As the price of fuel rises, those shopping for automobiles began to take an even deeper look at their options before plunking down the greenbacks. It's an economics carnival ride that never seems to stop running, and consumers can never stop riding. General Motors has been paying extra attention to the amount of trucks it's selling, and it knows that a 111-day stockpile of full-size pickups is less than ideal.
One month is hardly a trend, however, and GM's North American President Mark Reuss will be eyeballing the company's pickup truck inventory as the weeks progress. Should the amount of trucks sitting on lot stay high, Reuss will have to scale back production of his full-size work horses.
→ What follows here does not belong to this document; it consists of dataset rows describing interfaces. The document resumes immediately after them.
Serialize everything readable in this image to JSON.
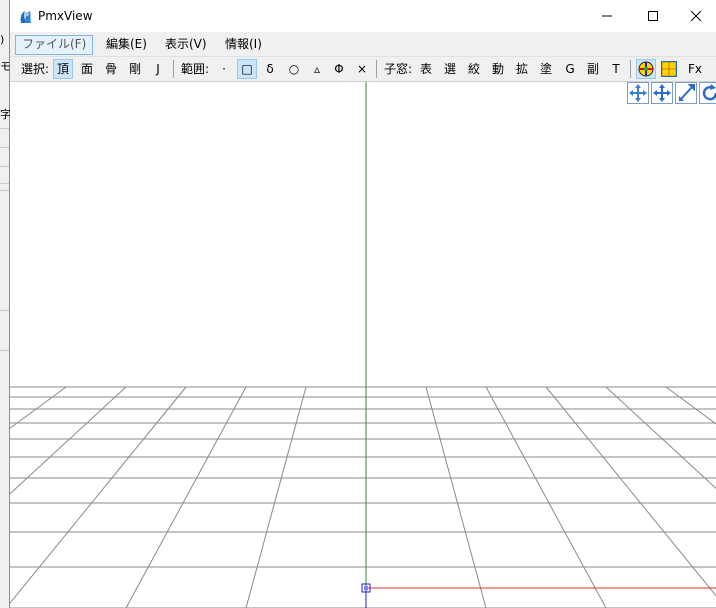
{
  "background_fragments": [
    ")",
    "モ",
    "字"
  ],
  "window": {
    "title": "PmxView",
    "minimize_glyph": "—",
    "maximize_glyph": "☐",
    "close_glyph": "✕"
  },
  "menu": {
    "file": "ファイル(F)",
    "edit": "編集(E)",
    "view": "表示(V)",
    "info": "情報(I)"
  },
  "toolbar": {
    "select_label": "選択:",
    "select_items": [
      "頂",
      "面",
      "骨",
      "剛",
      "J"
    ],
    "range_label": "範囲:",
    "range_items": [
      "·",
      "□",
      "δ",
      "○",
      "▵",
      "Φ",
      "×"
    ],
    "child_label": "子窓:",
    "child_items": [
      "表",
      "選",
      "絞",
      "動",
      "拡",
      "塗",
      "G",
      "副",
      "T"
    ],
    "fx_label": "Fx"
  },
  "colors": {
    "y_axis": "#2e8b2e",
    "x_axis": "#e03030",
    "z_axis": "#2020d0",
    "grid": "#8a8a8a"
  }
}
As trucks sit and fuel prices rise, economy cars start to look more attractive to shoppers. GM saw a record number of Chevrolet Cruze sedans finding new homes in April. Even though its compacts are surging, trucks haven't fallen completely flat. Year-to-date demand for pickups, despite falling last month, is still up compared to 2010.